* **Exercise requirements**
Pull out every line below containing the word "time".

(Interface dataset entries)
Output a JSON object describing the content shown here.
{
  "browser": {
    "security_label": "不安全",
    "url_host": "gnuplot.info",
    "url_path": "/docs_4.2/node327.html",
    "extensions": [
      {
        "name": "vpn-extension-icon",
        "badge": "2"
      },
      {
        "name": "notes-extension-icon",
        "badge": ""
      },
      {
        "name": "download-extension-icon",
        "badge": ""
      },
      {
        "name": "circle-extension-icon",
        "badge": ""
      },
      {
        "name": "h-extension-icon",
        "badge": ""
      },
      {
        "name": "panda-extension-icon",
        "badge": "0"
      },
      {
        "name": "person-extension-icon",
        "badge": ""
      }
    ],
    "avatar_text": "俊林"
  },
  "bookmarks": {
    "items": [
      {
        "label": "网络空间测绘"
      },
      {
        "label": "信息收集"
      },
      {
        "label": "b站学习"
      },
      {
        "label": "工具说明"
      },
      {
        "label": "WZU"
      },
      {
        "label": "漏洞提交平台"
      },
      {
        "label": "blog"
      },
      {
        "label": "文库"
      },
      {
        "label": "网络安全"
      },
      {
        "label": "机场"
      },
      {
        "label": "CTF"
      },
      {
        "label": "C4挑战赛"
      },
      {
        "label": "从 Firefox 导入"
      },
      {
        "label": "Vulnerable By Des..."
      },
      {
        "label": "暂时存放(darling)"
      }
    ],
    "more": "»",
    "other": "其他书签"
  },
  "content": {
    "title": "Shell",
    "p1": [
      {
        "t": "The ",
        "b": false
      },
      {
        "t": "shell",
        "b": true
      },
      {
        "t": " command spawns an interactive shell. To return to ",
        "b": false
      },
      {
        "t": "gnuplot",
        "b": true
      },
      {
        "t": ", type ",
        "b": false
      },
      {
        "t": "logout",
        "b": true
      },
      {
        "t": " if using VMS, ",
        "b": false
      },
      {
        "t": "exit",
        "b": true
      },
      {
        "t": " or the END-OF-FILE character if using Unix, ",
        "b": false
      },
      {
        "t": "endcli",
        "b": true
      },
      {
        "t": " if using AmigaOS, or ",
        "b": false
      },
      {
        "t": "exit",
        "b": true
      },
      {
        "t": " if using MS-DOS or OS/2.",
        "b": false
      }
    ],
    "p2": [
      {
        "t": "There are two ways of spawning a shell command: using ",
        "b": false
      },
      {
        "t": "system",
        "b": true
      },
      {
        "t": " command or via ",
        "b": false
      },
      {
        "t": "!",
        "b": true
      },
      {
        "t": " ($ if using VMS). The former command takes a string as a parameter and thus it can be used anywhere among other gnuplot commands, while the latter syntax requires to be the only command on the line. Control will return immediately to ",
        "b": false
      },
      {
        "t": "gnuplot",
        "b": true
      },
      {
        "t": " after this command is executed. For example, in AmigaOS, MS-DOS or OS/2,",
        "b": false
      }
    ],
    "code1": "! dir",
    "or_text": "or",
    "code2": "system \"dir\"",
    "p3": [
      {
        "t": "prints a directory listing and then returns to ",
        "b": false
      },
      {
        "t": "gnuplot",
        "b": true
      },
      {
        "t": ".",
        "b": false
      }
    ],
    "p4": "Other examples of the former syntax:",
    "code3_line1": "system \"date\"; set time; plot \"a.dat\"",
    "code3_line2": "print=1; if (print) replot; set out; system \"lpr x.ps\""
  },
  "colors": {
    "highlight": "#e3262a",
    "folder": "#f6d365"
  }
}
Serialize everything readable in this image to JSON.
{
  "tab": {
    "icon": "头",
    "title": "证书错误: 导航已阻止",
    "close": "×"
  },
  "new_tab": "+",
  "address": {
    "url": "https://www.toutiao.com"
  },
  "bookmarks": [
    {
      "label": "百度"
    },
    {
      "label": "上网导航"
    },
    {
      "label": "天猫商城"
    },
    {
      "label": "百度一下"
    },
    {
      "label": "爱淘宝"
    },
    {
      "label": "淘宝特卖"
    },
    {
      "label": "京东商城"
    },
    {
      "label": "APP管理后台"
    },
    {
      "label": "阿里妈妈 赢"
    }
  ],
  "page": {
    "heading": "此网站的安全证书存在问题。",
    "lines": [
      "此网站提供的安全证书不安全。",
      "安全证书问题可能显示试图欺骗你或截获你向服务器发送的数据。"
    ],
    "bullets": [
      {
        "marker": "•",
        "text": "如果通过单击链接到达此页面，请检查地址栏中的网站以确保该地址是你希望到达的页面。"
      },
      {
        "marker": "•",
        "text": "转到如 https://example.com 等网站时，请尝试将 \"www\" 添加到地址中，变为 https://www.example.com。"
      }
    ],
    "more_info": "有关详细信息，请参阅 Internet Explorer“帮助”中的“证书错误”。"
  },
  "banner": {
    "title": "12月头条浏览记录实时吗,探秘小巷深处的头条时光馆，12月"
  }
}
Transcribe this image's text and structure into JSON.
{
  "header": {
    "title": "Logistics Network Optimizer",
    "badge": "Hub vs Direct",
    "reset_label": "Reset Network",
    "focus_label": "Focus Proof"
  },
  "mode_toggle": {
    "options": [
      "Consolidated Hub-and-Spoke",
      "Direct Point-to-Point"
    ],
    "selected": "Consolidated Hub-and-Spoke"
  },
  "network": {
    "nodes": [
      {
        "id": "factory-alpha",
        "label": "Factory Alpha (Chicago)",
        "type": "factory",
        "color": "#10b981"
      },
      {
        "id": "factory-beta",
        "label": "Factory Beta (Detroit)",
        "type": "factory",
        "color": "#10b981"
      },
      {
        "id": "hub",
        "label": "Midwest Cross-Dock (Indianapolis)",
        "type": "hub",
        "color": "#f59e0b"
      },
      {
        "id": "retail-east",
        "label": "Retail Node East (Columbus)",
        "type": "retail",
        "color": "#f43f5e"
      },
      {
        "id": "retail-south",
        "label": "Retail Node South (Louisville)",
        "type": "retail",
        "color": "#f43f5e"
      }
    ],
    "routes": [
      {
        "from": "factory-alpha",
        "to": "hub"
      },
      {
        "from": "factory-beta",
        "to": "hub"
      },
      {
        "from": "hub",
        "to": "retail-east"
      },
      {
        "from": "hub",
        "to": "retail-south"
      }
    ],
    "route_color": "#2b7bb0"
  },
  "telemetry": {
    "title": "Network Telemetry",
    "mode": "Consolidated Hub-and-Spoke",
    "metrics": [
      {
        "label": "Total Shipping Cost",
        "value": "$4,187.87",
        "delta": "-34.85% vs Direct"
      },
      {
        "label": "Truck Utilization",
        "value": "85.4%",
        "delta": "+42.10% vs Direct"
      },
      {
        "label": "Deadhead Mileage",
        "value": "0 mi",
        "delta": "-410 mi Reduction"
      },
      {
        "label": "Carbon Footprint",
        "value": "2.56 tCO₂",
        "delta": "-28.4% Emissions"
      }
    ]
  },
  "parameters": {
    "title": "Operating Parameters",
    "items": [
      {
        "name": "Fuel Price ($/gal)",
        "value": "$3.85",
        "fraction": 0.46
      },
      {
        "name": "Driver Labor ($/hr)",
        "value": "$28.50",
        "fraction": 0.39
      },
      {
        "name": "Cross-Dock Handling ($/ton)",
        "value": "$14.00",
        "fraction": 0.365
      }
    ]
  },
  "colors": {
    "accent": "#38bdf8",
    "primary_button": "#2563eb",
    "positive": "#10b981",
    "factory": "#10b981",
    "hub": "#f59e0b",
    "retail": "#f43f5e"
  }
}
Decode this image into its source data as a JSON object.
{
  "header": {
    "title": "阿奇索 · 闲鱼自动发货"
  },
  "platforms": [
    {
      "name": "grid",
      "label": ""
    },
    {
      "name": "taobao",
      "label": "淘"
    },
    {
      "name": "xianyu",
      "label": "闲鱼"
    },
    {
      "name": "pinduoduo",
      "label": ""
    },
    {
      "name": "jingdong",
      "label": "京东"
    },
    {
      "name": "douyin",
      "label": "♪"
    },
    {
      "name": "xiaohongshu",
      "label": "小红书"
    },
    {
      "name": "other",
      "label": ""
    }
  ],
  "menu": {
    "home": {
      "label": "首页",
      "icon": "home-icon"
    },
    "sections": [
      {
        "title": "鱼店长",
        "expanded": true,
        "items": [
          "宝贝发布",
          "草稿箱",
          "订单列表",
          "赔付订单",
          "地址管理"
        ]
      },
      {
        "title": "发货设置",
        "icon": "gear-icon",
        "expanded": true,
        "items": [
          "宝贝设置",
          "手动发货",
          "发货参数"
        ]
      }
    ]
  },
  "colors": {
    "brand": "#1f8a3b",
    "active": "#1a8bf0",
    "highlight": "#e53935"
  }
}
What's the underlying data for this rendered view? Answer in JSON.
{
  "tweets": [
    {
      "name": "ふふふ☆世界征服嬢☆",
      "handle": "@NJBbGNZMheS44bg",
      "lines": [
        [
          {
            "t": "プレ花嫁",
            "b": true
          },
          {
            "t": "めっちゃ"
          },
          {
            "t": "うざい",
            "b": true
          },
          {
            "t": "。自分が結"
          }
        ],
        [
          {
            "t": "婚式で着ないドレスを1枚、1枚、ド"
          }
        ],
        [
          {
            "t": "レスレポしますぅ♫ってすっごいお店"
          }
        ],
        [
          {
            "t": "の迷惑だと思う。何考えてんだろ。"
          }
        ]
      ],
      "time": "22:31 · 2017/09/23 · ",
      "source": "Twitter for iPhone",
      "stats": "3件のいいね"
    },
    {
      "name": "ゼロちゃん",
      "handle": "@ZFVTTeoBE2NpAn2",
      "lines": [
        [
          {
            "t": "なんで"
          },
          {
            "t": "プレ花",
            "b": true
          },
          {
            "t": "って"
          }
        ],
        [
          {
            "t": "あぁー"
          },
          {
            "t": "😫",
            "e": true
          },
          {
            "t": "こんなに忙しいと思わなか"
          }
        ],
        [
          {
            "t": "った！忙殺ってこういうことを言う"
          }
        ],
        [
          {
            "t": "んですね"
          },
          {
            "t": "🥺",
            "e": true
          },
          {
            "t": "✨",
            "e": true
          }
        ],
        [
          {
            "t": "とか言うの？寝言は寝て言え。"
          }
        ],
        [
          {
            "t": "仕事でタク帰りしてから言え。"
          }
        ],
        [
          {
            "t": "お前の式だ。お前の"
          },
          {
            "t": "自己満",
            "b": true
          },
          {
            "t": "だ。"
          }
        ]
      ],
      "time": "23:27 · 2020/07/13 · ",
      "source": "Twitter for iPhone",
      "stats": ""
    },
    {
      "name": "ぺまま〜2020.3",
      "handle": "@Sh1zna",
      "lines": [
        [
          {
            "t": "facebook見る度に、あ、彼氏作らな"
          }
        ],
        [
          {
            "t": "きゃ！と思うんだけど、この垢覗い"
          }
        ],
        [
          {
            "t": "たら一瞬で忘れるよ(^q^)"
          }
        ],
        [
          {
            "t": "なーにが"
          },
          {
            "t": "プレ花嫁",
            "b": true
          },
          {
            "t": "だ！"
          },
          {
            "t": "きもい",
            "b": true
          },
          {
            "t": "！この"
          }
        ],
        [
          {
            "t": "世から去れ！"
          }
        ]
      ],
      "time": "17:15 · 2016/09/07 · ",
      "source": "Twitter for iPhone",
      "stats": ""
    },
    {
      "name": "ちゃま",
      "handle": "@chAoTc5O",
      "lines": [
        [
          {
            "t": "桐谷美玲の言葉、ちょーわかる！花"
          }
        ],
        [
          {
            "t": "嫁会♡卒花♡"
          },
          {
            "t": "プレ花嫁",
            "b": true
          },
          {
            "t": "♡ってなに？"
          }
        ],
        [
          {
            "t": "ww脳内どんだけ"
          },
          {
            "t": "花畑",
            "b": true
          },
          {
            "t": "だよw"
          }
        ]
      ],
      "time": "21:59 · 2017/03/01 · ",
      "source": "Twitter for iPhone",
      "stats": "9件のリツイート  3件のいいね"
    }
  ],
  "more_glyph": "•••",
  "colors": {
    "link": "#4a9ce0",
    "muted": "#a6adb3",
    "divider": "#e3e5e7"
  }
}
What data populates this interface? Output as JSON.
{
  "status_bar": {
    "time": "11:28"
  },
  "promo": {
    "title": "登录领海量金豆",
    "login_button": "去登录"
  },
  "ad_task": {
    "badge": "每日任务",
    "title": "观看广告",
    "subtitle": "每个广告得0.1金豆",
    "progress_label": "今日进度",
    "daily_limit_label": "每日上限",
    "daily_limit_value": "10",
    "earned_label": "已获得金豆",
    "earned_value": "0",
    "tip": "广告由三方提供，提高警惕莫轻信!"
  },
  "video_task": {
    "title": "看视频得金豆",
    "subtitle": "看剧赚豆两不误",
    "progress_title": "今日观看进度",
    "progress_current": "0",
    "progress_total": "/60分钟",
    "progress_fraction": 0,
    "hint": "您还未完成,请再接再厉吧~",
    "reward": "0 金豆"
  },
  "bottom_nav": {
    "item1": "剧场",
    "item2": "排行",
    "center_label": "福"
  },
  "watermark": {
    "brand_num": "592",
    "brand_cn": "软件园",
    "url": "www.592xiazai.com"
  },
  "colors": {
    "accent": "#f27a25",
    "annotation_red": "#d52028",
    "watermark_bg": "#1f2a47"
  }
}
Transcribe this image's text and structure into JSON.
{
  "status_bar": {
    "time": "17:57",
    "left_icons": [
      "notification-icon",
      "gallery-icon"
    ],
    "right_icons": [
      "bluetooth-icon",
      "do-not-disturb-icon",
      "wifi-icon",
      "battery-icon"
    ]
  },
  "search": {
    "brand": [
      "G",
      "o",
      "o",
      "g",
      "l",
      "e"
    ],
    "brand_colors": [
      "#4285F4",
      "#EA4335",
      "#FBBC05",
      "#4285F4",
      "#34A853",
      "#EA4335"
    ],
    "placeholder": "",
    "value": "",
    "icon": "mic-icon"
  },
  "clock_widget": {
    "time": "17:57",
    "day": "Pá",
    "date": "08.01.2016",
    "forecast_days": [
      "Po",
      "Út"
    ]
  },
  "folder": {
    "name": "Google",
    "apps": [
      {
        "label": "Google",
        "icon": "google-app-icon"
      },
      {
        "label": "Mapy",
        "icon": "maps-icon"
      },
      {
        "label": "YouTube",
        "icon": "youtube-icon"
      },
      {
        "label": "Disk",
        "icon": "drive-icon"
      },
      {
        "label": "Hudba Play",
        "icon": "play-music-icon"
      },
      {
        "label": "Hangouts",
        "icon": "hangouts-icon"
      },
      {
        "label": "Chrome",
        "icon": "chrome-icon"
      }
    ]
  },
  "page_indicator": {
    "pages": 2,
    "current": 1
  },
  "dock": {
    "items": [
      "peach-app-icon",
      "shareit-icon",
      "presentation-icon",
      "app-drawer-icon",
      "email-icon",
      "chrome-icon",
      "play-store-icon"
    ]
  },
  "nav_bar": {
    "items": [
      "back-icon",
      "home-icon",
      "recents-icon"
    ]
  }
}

* **Reply**
    "code3_line1": "system \"date\"; set time; plot \"a.dat\"",
      "time": "22:31 · 2017/09/23 · ",
      "time": "23:27 · 2020/07/13 · ",
      "time": "17:15 · 2016/09/07 · ",
      "time": "21:59 · 2017/03/01 · ",
    "time": "11:28"
    "time": "17:57",
    "time": "17:57",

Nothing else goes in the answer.